### ACTIVITY
Work out how many lines in the records below include the string "title", and reply with that number alone.

### Dataset entries

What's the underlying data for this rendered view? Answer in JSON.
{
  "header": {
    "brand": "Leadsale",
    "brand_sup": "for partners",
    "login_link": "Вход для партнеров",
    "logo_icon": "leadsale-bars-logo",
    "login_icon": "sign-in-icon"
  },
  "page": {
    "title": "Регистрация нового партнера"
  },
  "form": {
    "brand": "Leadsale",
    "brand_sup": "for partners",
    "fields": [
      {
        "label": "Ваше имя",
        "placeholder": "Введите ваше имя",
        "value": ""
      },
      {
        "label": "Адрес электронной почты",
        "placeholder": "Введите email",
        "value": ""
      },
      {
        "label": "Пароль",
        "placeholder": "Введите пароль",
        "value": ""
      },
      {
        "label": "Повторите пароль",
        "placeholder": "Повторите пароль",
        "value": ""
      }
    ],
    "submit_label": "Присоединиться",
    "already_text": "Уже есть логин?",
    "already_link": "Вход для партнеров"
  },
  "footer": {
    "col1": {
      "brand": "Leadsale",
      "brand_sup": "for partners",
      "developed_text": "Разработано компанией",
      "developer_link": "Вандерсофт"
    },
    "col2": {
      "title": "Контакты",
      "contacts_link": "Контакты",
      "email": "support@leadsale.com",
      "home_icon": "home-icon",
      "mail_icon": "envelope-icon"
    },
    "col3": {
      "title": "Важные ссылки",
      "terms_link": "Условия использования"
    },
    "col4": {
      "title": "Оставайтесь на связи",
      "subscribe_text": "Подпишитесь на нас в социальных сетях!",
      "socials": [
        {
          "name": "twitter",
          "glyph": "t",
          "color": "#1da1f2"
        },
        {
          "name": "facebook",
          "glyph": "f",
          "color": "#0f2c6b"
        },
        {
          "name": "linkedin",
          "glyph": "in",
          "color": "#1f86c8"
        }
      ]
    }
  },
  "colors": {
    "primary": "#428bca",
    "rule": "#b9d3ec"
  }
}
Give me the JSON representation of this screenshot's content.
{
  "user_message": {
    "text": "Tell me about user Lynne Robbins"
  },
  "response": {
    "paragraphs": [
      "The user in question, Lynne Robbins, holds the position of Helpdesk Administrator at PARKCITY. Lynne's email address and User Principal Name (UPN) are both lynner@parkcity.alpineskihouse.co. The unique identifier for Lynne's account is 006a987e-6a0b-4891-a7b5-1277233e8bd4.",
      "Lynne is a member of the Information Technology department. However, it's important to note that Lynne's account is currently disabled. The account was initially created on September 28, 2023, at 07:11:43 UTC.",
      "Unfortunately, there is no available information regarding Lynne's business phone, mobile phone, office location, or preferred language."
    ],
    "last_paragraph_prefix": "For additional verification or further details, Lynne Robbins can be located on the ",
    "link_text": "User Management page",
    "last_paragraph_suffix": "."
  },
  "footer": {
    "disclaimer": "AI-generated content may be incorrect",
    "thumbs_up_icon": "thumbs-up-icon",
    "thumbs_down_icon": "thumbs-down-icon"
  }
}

### RESULT OF THE EXERCISE
4